Segment Start: RECORDS

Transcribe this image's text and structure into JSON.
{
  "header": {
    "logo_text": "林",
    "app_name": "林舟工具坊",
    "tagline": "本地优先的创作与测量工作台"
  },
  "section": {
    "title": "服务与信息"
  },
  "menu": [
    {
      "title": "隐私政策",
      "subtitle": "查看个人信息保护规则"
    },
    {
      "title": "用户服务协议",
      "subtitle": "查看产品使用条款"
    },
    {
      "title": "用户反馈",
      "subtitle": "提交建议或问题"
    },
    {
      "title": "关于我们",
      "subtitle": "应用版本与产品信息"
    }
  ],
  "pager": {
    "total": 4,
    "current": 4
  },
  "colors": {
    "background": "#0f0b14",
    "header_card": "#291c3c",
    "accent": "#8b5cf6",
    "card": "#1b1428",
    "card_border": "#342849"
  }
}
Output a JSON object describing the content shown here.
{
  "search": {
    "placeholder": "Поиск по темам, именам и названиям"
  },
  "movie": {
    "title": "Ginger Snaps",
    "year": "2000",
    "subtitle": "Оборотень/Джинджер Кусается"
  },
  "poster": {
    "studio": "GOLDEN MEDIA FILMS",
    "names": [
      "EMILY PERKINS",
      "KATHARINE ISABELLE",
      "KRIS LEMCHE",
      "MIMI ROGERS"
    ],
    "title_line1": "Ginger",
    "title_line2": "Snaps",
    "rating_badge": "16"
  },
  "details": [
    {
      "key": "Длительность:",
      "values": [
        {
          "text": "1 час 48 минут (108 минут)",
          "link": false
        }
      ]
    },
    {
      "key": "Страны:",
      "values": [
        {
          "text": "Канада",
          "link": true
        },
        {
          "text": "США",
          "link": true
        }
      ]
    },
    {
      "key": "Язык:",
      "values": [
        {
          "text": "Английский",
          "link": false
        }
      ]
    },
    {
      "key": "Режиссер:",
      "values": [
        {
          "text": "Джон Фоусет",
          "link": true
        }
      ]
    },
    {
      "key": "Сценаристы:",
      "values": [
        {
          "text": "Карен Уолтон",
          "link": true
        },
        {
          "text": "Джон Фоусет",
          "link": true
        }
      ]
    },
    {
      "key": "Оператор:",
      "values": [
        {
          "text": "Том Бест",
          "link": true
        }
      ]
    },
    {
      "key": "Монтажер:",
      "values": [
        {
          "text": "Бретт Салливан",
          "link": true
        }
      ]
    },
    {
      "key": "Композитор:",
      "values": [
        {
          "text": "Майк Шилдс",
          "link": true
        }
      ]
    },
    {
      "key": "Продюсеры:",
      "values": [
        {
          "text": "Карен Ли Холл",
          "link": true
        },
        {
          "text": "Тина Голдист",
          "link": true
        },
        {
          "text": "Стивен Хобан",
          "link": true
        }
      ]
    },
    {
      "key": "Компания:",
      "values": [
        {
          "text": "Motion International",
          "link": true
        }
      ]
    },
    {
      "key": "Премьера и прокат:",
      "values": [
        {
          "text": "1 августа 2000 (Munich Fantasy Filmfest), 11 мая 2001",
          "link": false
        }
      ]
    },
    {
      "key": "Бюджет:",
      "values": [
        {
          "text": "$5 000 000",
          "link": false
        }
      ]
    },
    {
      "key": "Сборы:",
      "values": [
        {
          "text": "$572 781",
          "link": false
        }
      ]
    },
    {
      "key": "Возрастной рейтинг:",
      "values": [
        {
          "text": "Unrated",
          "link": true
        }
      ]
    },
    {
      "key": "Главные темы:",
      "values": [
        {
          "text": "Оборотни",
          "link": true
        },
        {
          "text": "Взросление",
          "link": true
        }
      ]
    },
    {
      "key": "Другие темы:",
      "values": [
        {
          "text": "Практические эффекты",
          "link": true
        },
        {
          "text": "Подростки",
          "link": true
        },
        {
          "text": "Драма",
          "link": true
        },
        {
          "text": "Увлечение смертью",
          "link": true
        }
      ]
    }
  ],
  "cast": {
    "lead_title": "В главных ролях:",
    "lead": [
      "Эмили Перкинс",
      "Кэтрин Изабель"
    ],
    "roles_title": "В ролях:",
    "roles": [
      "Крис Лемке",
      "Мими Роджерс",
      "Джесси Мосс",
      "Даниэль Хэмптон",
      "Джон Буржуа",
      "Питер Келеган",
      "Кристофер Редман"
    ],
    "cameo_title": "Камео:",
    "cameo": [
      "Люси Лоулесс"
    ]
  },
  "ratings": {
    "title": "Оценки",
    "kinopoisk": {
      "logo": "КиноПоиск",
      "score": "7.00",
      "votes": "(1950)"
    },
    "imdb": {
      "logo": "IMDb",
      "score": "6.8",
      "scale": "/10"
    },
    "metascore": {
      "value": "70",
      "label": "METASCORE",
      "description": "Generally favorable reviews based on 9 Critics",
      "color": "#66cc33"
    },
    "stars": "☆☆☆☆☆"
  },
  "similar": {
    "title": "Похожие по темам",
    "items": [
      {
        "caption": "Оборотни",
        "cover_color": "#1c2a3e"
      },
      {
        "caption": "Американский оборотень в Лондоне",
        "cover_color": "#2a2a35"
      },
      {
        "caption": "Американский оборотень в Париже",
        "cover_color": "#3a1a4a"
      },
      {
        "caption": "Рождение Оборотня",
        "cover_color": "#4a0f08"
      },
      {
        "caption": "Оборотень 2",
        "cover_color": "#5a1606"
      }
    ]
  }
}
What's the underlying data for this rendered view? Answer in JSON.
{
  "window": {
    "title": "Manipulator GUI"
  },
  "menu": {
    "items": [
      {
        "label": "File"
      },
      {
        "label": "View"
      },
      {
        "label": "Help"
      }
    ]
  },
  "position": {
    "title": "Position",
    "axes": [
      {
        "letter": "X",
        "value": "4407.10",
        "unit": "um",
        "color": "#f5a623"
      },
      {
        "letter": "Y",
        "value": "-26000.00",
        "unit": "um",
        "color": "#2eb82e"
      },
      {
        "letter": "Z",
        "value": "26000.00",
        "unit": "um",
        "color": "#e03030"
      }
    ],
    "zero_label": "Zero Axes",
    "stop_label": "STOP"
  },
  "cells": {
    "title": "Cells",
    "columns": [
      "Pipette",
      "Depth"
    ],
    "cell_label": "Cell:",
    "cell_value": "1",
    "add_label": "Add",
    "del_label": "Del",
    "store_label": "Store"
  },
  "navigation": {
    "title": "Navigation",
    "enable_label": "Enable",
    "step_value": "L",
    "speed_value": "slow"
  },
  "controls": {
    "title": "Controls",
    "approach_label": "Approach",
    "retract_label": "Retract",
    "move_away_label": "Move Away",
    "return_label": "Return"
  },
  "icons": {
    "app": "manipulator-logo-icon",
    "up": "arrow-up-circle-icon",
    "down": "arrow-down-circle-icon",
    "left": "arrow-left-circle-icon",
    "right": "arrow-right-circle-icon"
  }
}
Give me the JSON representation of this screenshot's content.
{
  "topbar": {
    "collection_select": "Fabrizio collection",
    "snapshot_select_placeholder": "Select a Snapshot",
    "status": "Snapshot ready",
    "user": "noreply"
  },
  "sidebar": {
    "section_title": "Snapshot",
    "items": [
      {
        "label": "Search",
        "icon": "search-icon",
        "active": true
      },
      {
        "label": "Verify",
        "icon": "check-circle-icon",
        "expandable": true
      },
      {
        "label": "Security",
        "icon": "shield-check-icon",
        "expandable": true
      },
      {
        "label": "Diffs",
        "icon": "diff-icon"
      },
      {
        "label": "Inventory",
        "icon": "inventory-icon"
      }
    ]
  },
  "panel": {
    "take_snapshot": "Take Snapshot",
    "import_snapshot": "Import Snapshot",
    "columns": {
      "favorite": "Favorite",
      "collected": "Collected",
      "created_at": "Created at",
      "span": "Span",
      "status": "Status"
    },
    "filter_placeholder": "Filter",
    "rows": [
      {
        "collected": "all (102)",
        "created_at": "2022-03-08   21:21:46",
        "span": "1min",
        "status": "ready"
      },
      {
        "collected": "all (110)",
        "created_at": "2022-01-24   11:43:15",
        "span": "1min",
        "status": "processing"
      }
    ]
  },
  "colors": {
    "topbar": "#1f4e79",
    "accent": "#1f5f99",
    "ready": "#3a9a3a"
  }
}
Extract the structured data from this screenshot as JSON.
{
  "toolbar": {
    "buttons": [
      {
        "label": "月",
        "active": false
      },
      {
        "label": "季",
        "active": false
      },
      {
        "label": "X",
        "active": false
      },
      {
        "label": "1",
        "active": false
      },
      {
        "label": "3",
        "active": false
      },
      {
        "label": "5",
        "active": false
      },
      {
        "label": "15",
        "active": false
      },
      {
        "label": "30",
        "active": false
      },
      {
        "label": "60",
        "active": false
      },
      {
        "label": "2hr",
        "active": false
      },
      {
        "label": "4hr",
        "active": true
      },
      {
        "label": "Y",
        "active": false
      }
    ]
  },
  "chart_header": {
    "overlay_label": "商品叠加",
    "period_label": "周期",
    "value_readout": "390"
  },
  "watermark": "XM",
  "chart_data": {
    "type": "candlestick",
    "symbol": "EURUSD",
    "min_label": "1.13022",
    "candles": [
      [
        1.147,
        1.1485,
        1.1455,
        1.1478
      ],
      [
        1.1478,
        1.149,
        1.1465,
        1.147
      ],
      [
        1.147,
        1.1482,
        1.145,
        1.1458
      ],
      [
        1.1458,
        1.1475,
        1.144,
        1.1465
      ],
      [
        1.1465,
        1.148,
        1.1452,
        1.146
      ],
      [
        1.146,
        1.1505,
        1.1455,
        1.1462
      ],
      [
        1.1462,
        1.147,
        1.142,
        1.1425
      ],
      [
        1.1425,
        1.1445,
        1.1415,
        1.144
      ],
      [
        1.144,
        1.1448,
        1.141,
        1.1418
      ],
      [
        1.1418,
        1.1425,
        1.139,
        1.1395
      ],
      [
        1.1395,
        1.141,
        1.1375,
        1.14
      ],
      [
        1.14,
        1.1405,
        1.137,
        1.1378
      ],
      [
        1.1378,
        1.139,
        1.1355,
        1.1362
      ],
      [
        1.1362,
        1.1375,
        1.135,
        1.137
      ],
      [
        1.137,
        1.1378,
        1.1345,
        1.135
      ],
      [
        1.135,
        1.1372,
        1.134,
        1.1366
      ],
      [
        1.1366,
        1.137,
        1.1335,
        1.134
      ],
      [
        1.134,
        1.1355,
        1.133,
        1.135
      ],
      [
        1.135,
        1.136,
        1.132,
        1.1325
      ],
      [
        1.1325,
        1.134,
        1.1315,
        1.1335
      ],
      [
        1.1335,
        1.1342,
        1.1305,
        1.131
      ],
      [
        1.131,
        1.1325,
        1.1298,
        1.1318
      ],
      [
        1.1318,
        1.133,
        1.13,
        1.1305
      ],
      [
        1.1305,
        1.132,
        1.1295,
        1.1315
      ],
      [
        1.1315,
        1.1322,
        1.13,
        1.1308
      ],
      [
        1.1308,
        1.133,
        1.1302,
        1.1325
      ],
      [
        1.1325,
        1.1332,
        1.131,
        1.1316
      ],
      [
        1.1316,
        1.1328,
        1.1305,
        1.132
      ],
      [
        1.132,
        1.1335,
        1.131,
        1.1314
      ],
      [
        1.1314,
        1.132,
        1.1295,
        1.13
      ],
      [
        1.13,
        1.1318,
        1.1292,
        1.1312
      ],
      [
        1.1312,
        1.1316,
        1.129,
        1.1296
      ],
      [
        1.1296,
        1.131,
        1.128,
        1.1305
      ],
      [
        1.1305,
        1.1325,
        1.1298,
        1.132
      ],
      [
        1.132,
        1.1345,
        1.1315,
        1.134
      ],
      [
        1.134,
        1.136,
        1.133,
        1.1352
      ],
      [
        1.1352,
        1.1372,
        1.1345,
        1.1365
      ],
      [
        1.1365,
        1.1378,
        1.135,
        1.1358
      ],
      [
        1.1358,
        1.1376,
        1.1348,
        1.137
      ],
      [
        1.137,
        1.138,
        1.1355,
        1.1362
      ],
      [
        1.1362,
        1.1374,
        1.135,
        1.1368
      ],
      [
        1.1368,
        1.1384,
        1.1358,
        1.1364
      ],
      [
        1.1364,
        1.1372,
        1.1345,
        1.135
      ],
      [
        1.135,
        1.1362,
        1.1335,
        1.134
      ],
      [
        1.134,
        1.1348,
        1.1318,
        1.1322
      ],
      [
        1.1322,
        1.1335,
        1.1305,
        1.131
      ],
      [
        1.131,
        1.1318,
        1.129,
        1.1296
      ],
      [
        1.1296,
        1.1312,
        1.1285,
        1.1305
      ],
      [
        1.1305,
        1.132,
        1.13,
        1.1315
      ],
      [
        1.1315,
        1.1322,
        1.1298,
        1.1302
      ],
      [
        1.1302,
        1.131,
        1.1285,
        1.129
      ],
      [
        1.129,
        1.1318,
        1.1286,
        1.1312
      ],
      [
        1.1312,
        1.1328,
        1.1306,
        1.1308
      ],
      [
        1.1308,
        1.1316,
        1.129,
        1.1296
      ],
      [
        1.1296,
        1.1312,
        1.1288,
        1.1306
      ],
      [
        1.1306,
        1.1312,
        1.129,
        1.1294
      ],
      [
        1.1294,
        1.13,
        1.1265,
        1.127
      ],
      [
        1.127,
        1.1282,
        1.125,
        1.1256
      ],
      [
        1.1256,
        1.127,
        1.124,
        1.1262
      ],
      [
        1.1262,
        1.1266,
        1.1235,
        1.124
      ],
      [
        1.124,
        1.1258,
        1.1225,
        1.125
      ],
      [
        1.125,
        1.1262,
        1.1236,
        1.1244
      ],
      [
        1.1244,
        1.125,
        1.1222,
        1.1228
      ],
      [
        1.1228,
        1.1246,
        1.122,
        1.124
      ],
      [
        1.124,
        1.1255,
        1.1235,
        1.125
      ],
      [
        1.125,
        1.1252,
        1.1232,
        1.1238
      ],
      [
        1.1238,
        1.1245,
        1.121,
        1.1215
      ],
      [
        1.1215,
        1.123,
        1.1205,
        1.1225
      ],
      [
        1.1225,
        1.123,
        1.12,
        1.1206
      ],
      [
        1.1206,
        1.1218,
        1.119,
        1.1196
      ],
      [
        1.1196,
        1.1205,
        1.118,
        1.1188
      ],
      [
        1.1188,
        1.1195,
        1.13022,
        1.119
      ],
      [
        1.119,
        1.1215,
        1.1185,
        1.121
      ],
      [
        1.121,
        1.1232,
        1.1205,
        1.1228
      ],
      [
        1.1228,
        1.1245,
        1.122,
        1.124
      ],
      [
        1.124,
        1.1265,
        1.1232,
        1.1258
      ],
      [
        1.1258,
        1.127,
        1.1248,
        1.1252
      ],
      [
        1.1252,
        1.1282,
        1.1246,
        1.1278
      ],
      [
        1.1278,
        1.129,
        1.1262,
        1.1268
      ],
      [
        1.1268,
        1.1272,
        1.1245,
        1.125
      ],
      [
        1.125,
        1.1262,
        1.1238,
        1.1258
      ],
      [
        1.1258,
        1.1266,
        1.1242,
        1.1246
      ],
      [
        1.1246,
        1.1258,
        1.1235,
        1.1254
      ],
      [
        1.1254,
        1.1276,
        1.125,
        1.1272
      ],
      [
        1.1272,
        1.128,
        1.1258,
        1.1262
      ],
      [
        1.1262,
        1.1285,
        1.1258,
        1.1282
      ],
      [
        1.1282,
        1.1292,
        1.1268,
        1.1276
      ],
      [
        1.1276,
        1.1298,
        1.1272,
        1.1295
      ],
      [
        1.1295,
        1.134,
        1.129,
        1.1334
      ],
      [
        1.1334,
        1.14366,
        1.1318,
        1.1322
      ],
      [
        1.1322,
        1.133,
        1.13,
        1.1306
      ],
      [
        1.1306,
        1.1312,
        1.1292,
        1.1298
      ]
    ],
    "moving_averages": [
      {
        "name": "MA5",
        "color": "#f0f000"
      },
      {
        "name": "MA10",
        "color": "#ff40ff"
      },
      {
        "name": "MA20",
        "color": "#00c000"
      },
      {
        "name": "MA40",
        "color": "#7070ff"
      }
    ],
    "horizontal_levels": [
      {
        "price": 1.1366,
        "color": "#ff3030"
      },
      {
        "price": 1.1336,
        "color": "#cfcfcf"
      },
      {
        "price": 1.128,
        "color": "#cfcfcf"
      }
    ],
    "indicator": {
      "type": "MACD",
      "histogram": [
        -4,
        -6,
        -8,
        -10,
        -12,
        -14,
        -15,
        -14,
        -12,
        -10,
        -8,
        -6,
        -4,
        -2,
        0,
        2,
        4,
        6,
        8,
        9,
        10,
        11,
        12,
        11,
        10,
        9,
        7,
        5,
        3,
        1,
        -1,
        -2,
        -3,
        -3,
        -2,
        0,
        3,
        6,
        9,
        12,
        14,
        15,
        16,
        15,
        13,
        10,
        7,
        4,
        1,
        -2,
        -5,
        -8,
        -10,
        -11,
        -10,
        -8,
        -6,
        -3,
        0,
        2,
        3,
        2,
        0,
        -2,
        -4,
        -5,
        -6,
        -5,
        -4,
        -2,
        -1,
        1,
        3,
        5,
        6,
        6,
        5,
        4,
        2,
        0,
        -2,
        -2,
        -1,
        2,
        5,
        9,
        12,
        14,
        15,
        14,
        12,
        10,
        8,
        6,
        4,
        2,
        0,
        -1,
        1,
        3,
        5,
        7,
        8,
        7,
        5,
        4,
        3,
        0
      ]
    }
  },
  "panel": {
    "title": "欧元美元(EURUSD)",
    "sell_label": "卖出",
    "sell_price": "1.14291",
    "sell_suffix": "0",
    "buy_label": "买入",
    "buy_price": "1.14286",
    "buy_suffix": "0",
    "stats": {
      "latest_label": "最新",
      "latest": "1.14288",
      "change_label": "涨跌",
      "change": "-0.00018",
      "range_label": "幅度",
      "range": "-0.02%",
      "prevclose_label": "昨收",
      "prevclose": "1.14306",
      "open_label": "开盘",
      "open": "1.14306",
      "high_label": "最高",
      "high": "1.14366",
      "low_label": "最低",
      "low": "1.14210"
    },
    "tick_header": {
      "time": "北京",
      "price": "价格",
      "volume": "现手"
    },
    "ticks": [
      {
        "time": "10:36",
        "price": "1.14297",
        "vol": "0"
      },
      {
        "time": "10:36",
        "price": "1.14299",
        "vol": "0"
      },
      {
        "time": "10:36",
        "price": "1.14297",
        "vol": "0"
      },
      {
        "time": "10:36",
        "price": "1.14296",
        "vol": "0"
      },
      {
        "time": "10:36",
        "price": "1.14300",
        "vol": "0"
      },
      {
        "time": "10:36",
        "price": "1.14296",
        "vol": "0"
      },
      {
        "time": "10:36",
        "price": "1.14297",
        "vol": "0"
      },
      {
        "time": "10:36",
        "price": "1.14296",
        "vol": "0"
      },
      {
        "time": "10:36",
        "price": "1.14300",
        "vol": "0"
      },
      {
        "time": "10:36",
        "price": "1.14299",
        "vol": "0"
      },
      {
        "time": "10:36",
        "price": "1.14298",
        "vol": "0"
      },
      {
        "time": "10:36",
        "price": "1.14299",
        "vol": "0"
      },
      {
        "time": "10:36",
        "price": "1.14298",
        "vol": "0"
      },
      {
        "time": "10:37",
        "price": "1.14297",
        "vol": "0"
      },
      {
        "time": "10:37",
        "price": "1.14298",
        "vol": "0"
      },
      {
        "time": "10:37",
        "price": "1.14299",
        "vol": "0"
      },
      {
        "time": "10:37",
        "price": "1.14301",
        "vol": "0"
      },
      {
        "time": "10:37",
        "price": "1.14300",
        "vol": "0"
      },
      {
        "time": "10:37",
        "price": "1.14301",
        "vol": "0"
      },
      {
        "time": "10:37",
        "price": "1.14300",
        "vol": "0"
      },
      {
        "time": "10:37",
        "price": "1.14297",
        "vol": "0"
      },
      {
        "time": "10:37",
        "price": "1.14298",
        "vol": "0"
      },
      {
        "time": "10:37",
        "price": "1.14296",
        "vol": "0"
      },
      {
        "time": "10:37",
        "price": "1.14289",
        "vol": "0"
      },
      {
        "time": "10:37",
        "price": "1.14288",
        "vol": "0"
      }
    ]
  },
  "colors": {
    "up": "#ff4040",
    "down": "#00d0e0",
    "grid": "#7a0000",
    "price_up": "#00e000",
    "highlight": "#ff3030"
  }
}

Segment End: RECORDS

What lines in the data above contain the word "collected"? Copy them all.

▸ **REPLY TO THE EXERCISE**:
      "collected": "Collected",
        "collected": "all (102)",
        "collected": "all (110)",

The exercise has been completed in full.